___ The data ___
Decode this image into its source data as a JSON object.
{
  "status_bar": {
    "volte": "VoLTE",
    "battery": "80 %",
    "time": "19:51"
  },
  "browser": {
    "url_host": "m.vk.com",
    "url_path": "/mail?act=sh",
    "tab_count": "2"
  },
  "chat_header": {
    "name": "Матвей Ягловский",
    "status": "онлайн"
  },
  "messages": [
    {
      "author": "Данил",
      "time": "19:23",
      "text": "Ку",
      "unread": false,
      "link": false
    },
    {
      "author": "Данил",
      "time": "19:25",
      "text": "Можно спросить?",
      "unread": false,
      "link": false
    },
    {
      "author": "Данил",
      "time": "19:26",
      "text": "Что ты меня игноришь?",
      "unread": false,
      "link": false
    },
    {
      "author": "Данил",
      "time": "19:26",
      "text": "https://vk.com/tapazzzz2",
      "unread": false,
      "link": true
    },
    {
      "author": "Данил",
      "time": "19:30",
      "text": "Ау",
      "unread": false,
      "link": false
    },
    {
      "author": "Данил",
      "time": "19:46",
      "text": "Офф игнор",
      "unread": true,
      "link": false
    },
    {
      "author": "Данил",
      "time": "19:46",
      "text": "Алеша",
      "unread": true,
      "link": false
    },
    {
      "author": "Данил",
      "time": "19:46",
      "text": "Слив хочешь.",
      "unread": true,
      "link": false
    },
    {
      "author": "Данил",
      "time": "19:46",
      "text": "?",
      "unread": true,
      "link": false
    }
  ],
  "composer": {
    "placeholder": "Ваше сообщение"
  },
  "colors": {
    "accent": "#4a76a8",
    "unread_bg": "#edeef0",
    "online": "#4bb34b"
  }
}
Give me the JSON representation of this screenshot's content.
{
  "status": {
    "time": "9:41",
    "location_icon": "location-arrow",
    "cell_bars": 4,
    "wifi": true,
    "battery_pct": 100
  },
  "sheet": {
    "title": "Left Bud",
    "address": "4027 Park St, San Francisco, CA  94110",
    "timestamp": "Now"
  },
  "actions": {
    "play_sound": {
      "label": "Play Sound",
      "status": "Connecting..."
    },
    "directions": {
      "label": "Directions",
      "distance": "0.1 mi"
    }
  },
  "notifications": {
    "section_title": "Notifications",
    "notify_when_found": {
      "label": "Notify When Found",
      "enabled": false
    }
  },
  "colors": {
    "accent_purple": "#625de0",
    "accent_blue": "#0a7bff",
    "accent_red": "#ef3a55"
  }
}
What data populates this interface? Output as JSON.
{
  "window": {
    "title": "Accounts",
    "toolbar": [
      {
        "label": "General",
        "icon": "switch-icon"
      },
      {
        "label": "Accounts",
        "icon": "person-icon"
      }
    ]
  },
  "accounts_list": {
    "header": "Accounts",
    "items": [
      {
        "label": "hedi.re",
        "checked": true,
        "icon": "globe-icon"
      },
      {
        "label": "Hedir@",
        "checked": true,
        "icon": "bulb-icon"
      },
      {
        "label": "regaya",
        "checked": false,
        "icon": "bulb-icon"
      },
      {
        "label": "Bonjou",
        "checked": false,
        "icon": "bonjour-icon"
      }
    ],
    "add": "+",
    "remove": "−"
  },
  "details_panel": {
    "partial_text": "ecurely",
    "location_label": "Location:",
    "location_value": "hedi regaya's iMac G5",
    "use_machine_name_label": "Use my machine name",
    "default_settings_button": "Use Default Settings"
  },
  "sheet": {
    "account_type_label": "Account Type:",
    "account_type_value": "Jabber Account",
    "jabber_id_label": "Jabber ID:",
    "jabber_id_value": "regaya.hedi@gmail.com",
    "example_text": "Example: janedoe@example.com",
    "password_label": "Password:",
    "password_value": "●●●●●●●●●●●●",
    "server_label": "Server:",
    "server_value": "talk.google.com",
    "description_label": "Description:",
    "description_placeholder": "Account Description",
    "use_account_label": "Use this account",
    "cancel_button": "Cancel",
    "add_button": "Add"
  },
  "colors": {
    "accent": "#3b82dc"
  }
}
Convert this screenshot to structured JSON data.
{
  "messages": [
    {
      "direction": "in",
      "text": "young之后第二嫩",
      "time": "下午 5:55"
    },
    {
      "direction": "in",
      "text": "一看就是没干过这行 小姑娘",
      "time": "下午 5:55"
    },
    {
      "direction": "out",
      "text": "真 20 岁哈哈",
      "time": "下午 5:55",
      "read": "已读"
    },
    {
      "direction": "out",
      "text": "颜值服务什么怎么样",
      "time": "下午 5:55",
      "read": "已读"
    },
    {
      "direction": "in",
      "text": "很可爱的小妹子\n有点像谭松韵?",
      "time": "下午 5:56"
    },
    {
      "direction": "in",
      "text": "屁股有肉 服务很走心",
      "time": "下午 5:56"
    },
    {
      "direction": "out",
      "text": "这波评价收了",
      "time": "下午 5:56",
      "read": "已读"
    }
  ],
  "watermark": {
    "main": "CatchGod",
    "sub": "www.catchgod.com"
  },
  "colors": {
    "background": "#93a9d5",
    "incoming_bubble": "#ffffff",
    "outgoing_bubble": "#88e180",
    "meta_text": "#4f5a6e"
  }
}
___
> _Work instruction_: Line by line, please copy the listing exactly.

> _Answer area_:
Decode this image into its source data as a JSON object.
{
  "status_bar": {
    "volte": "VoLTE",
    "battery": "80 %",
    "time": "19:51"
  },
  "browser": {
    "url_host": "m.vk.com",
    "url_path": "/mail?act=sh",
    "tab_count": "2"
  },
  "chat_header": {
    "name": "Матвей Ягловский",
    "status": "онлайн"
  },
  "messages": [
    {
      "author": "Данил",
      "time": "19:23",
      "text": "Ку",
      "unread": false,
      "link": false
    },
    {
      "author": "Данил",
      "time": "19:25",
      "text": "Можно спросить?",
      "unread": false,
      "link": false
    },
    {
      "author": "Данил",
      "time": "19:26",
      "text": "Что ты меня игноришь?",
      "unread": false,
      "link": false
    },
    {
      "author": "Данил",
      "time": "19:26",
      "text": "https://vk.com/tapazzzz2",
      "unread": false,
      "link": true
    },
    {
      "author": "Данил",
      "time": "19:30",
      "text": "Ау",
      "unread": false,
      "link": false
    },
    {
      "author": "Данил",
      "time": "19:46",
      "text": "Офф игнор",
      "unread": true,
      "link": false
    },
    {
      "author": "Данил",
      "time": "19:46",
      "text": "Алеша",
      "unread": true,
      "link": false
    },
    {
      "author": "Данил",
      "time": "19:46",
      "text": "Слив хочешь.",
      "unread": true,
      "link": false
    },
    {
      "author": "Данил",
      "time": "19:46",
      "text": "?",
      "unread": true,
      "link": false
    }
  ],
  "composer": {
    "placeholder": "Ваше сообщение"
  },
  "colors": {
    "accent": "#4a76a8",
    "unread_bg": "#edeef0",
    "online": "#4bb34b"
  }
}
Give me the JSON representation of this screenshot's content.
{
  "status": {
    "time": "9:41",
    "location_icon": "location-arrow",
    "cell_bars": 4,
    "wifi": true,
    "battery_pct": 100
  },
  "sheet": {
    "title": "Left Bud",
    "address": "4027 Park St, San Francisco, CA  94110",
    "timestamp": "Now"
  },
  "actions": {
    "play_sound": {
      "label": "Play Sound",
      "status": "Connecting..."
    },
    "directions": {
      "label": "Directions",
      "distance": "0.1 mi"
    }
  },
  "notifications": {
    "section_title": "Notifications",
    "notify_when_found": {
      "label": "Notify When Found",
      "enabled": false
    }
  },
  "colors": {
    "accent_purple": "#625de0",
    "accent_blue": "#0a7bff",
    "accent_red": "#ef3a55"
  }
}
What data populates this interface? Output as JSON.
{
  "window": {
    "title": "Accounts",
    "toolbar": [
      {
        "label": "General",
        "icon": "switch-icon"
      },
      {
        "label": "Accounts",
        "icon": "person-icon"
      }
    ]
  },
  "accounts_list": {
    "header": "Accounts",
    "items": [
      {
        "label": "hedi.re",
        "checked": true,
        "icon": "globe-icon"
      },
      {
        "label": "Hedir@",
        "checked": true,
        "icon": "bulb-icon"
      },
      {
        "label": "regaya",
        "checked": false,
        "icon": "bulb-icon"
      },
      {
        "label": "Bonjou",
        "checked": false,
        "icon": "bonjour-icon"
      }
    ],
    "add": "+",
    "remove": "−"
  },
  "details_panel": {
    "partial_text": "ecurely",
    "location_label": "Location:",
    "location_value": "hedi regaya's iMac G5",
    "use_machine_name_label": "Use my machine name",
    "default_settings_button": "Use Default Settings"
  },
  "sheet": {
    "account_type_label": "Account Type:",
    "account_type_value": "Jabber Account",
    "jabber_id_label": "Jabber ID:",
    "jabber_id_value": "regaya.hedi@gmail.com",
    "example_text": "Example: janedoe@example.com",
    "password_label": "Password:",
    "password_value": "●●●●●●●●●●●●",
    "server_label": "Server:",
    "server_value": "talk.google.com",
    "description_label": "Description:",
    "description_placeholder": "Account Description",
    "use_account_label": "Use this account",
    "cancel_button": "Cancel",
    "add_button": "Add"
  },
  "colors": {
    "accent": "#3b82dc"
  }
}
Convert this screenshot to structured JSON data.
{
  "messages": [
    {
      "direction": "in",
      "text": "young之后第二嫩",
      "time": "下午 5:55"
    },
    {
      "direction": "in",
      "text": "一看就是没干过这行 小姑娘",
      "time": "下午 5:55"
    },
    {
      "direction": "out",
      "text": "真 20 岁哈哈",
      "time": "下午 5:55",
      "read": "已读"
    },
    {
      "direction": "out",
      "text": "颜值服务什么怎么样",
      "time": "下午 5:55",
      "read": "已读"
    },
    {
      "direction": "in",
      "text": "很可爱的小妹子\n有点像谭松韵?",
      "time": "下午 5:56"
    },
    {
      "direction": "in",
      "text": "屁股有肉 服务很走心",
      "time": "下午 5:56"
    },
    {
      "direction": "out",
      "text": "这波评价收了",
      "time": "下午 5:56",
      "read": "已读"
    }
  ],
  "watermark": {
    "main": "CatchGod",
    "sub": "www.catchgod.com"
  },
  "colors": {
    "background": "#93a9d5",
    "incoming_bubble": "#ffffff",
    "outgoing_bubble": "#88e180",
    "meta_text": "#4f5a6e"
  }
}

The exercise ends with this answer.